## Problem to solve
The whole listing is to be retyped exactly as it appears.

## Study material

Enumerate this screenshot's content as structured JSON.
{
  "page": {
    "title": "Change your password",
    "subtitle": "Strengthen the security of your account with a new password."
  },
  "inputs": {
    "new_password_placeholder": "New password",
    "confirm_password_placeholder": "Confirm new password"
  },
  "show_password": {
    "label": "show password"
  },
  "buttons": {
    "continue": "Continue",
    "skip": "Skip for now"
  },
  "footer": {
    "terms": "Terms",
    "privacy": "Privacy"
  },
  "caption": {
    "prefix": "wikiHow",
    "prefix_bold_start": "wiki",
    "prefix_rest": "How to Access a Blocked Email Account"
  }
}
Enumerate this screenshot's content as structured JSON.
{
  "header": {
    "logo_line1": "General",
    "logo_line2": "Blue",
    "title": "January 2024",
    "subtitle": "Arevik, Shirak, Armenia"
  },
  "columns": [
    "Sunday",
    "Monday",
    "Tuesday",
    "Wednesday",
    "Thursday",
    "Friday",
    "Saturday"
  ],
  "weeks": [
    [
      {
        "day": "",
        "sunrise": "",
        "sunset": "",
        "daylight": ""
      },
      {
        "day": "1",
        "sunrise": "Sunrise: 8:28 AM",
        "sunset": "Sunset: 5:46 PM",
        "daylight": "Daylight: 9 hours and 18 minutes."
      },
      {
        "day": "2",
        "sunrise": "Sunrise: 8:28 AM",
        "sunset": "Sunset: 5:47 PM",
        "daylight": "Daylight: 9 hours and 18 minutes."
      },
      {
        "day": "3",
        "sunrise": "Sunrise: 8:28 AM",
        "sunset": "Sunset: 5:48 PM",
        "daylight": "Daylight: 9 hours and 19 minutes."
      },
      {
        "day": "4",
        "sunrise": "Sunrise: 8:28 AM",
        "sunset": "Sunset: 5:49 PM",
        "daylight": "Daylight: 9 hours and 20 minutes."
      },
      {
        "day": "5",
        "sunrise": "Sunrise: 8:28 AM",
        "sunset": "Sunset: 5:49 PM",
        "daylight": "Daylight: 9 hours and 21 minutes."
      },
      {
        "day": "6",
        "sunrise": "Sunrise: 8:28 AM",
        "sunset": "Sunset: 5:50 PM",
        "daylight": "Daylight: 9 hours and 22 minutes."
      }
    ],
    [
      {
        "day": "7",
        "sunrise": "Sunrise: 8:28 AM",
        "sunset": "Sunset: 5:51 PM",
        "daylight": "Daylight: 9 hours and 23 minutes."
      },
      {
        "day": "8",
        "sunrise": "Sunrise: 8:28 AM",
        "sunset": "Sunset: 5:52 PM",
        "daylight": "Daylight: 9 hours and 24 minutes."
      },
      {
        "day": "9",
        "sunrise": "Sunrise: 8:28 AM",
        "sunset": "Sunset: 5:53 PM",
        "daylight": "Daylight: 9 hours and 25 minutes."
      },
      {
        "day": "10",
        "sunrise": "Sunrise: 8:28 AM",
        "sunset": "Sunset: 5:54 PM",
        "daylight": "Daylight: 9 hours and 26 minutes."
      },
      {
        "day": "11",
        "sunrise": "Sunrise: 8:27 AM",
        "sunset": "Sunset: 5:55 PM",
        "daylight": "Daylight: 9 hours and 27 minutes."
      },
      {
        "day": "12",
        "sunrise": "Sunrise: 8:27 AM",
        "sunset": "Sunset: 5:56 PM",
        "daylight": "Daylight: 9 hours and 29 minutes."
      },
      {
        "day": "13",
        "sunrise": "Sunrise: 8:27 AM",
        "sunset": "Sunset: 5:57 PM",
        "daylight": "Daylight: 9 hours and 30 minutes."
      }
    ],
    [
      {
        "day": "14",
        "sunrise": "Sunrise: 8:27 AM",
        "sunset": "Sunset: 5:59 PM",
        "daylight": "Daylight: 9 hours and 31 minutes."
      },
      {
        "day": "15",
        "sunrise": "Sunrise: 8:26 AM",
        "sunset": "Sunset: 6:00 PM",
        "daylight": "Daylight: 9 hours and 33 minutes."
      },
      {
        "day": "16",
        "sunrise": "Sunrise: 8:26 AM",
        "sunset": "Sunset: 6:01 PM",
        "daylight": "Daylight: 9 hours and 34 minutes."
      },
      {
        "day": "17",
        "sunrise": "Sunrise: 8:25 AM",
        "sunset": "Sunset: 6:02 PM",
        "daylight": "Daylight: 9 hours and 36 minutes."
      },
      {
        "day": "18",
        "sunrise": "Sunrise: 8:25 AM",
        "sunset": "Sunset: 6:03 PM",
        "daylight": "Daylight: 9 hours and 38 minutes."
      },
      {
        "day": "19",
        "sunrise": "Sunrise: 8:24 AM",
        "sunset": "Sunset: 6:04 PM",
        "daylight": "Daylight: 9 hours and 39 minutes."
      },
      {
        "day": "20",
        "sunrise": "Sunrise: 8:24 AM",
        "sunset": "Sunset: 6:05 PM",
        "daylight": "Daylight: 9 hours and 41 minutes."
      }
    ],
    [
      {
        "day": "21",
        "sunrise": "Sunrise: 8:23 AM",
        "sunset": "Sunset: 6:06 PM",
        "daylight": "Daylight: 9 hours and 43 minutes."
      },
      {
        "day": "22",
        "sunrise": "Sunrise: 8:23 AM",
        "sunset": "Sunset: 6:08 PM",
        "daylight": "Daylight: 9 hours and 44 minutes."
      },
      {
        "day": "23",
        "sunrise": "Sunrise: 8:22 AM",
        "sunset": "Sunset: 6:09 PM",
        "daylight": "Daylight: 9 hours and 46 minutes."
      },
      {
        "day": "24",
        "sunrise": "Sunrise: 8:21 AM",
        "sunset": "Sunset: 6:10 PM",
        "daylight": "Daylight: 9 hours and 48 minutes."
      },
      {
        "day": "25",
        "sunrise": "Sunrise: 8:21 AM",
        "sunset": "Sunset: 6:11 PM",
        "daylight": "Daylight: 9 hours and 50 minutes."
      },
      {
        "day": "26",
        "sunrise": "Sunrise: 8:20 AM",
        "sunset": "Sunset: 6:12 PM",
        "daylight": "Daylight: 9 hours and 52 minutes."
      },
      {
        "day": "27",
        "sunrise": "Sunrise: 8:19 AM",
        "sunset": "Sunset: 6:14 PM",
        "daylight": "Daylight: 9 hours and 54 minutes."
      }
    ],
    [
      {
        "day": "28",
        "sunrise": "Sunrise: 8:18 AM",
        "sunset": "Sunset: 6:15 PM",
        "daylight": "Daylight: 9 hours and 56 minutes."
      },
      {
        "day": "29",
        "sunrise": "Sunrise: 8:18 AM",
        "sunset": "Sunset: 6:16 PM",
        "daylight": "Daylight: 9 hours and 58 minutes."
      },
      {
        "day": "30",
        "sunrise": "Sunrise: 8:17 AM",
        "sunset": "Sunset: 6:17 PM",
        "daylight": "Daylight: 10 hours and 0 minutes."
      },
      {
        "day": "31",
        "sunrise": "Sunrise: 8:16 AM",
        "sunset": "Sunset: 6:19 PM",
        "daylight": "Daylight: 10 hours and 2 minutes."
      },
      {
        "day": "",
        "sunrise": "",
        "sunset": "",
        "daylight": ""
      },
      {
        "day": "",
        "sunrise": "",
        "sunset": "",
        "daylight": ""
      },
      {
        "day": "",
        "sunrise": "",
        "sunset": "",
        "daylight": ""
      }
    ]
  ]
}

## The answer
Enumerate this screenshot's content as structured JSON.
{
  "page": {
    "title": "Change your password",
    "subtitle": "Strengthen the security of your account with a new password."
  },
  "inputs": {
    "new_password_placeholder": "New password",
    "confirm_password_placeholder": "Confirm new password"
  },
  "show_password": {
    "label": "show password"
  },
  "buttons": {
    "continue": "Continue",
    "skip": "Skip for now"
  },
  "footer": {
    "terms": "Terms",
    "privacy": "Privacy"
  },
  "caption": {
    "prefix": "wikiHow",
    "prefix_bold_start": "wiki",
    "prefix_rest": "How to Access a Blocked Email Account"
  }
}
Enumerate this screenshot's content as structured JSON.
{
  "header": {
    "logo_line1": "General",
    "logo_line2": "Blue",
    "title": "January 2024",
    "subtitle": "Arevik, Shirak, Armenia"
  },
  "columns": [
    "Sunday",
    "Monday",
    "Tuesday",
    "Wednesday",
    "Thursday",
    "Friday",
    "Saturday"
  ],
  "weeks": [
    [
      {
        "day": "",
        "sunrise": "",
        "sunset": "",
        "daylight": ""
      },
      {
        "day": "1",
        "sunrise": "Sunrise: 8:28 AM",
        "sunset": "Sunset: 5:46 PM",
        "daylight": "Daylight: 9 hours and 18 minutes."
      },
      {
        "day": "2",
        "sunrise": "Sunrise: 8:28 AM",
        "sunset": "Sunset: 5:47 PM",
        "daylight": "Daylight: 9 hours and 18 minutes."
      },
      {
        "day": "3",
        "sunrise": "Sunrise: 8:28 AM",
        "sunset": "Sunset: 5:48 PM",
        "daylight": "Daylight: 9 hours and 19 minutes."
      },
      {
        "day": "4",
        "sunrise": "Sunrise: 8:28 AM",
        "sunset": "Sunset: 5:49 PM",
        "daylight": "Daylight: 9 hours and 20 minutes."
      },
      {
        "day": "5",
        "sunrise": "Sunrise: 8:28 AM",
        "sunset": "Sunset: 5:49 PM",
        "daylight": "Daylight: 9 hours and 21 minutes."
      },
      {
        "day": "6",
        "sunrise": "Sunrise: 8:28 AM",
        "sunset": "Sunset: 5:50 PM",
        "daylight": "Daylight: 9 hours and 22 minutes."
      }
    ],
    [
      {
        "day": "7",
        "sunrise": "Sunrise: 8:28 AM",
        "sunset": "Sunset: 5:51 PM",
        "daylight": "Daylight: 9 hours and 23 minutes."
      },
      {
        "day": "8",
        "sunrise": "Sunrise: 8:28 AM",
        "sunset": "Sunset: 5:52 PM",
        "daylight": "Daylight: 9 hours and 24 minutes."
      },
      {
        "day": "9",
        "sunrise": "Sunrise: 8:28 AM",
        "sunset": "Sunset: 5:53 PM",
        "daylight": "Daylight: 9 hours and 25 minutes."
      },
      {
        "day": "10",
        "sunrise": "Sunrise: 8:28 AM",
        "sunset": "Sunset: 5:54 PM",
        "daylight": "Daylight: 9 hours and 26 minutes."
      },
      {
        "day": "11",
        "sunrise": "Sunrise: 8:27 AM",
        "sunset": "Sunset: 5:55 PM",
        "daylight": "Daylight: 9 hours and 27 minutes."
      },
      {
        "day": "12",
        "sunrise": "Sunrise: 8:27 AM",
        "sunset": "Sunset: 5:56 PM",
        "daylight": "Daylight: 9 hours and 29 minutes."
      },
      {
        "day": "13",
        "sunrise": "Sunrise: 8:27 AM",
        "sunset": "Sunset: 5:57 PM",
        "daylight": "Daylight: 9 hours and 30 minutes."
      }
    ],
    [
      {
        "day": "14",
        "sunrise": "Sunrise: 8:27 AM",
        "sunset": "Sunset: 5:59 PM",
        "daylight": "Daylight: 9 hours and 31 minutes."
      },
      {
        "day": "15",
        "sunrise": "Sunrise: 8:26 AM",
        "sunset": "Sunset: 6:00 PM",
        "daylight": "Daylight: 9 hours and 33 minutes."
      },
      {
        "day": "16",
        "sunrise": "Sunrise: 8:26 AM",
        "sunset": "Sunset: 6:01 PM",
        "daylight": "Daylight: 9 hours and 34 minutes."
      },
      {
        "day": "17",
        "sunrise": "Sunrise: 8:25 AM",
        "sunset": "Sunset: 6:02 PM",
        "daylight": "Daylight: 9 hours and 36 minutes."
      },
      {
        "day": "18",
        "sunrise": "Sunrise: 8:25 AM",
        "sunset": "Sunset: 6:03 PM",
        "daylight": "Daylight: 9 hours and 38 minutes."
      },
      {
        "day": "19",
        "sunrise": "Sunrise: 8:24 AM",
        "sunset": "Sunset: 6:04 PM",
        "daylight": "Daylight: 9 hours and 39 minutes."
      },
      {
        "day": "20",
        "sunrise": "Sunrise: 8:24 AM",
        "sunset": "Sunset: 6:05 PM",
        "daylight": "Daylight: 9 hours and 41 minutes."
      }
    ],
    [
      {
        "day": "21",
        "sunrise": "Sunrise: 8:23 AM",
        "sunset": "Sunset: 6:06 PM",
        "daylight": "Daylight: 9 hours and 43 minutes."
      },
      {
        "day": "22",
        "sunrise": "Sunrise: 8:23 AM",
        "sunset": "Sunset: 6:08 PM",
        "daylight": "Daylight: 9 hours and 44 minutes."
      },
      {
        "day": "23",
        "sunrise": "Sunrise: 8:22 AM",
        "sunset": "Sunset: 6:09 PM",
        "daylight": "Daylight: 9 hours and 46 minutes."
      },
      {
        "day": "24",
        "sunrise": "Sunrise: 8:21 AM",
        "sunset": "Sunset: 6:10 PM",
        "daylight": "Daylight: 9 hours and 48 minutes."
      },
      {
        "day": "25",
        "sunrise": "Sunrise: 8:21 AM",
        "sunset": "Sunset: 6:11 PM",
        "daylight": "Daylight: 9 hours and 50 minutes."
      },
      {
        "day": "26",
        "sunrise": "Sunrise: 8:20 AM",
        "sunset": "Sunset: 6:12 PM",
        "daylight": "Daylight: 9 hours and 52 minutes."
      },
      {
        "day": "27",
        "sunrise": "Sunrise: 8:19 AM",
        "sunset": "Sunset: 6:14 PM",
        "daylight": "Daylight: 9 hours and 54 minutes."
      }
    ],
    [
      {
        "day": "28",
        "sunrise": "Sunrise: 8:18 AM",
        "sunset": "Sunset: 6:15 PM",
        "daylight": "Daylight: 9 hours and 56 minutes."
      },
      {
        "day": "29",
        "sunrise": "Sunrise: 8:18 AM",
        "sunset": "Sunset: 6:16 PM",
        "daylight": "Daylight: 9 hours and 58 minutes."
      },
      {
        "day": "30",
        "sunrise": "Sunrise: 8:17 AM",
        "sunset": "Sunset: 6:17 PM",
        "daylight": "Daylight: 10 hours and 0 minutes."
      },
      {
        "day": "31",
        "sunrise": "Sunrise: 8:16 AM",
        "sunset": "Sunset: 6:19 PM",
        "daylight": "Daylight: 10 hours and 2 minutes."
      },
      {
        "day": "",
        "sunrise": "",
        "sunset": "",
        "daylight": ""
      },
      {
        "day": "",
        "sunrise": "",
        "sunset": "",
        "daylight": ""
      },
      {
        "day": "",
        "sunrise": "",
        "sunset": "",
        "daylight": ""
      }
    ]
  ]
}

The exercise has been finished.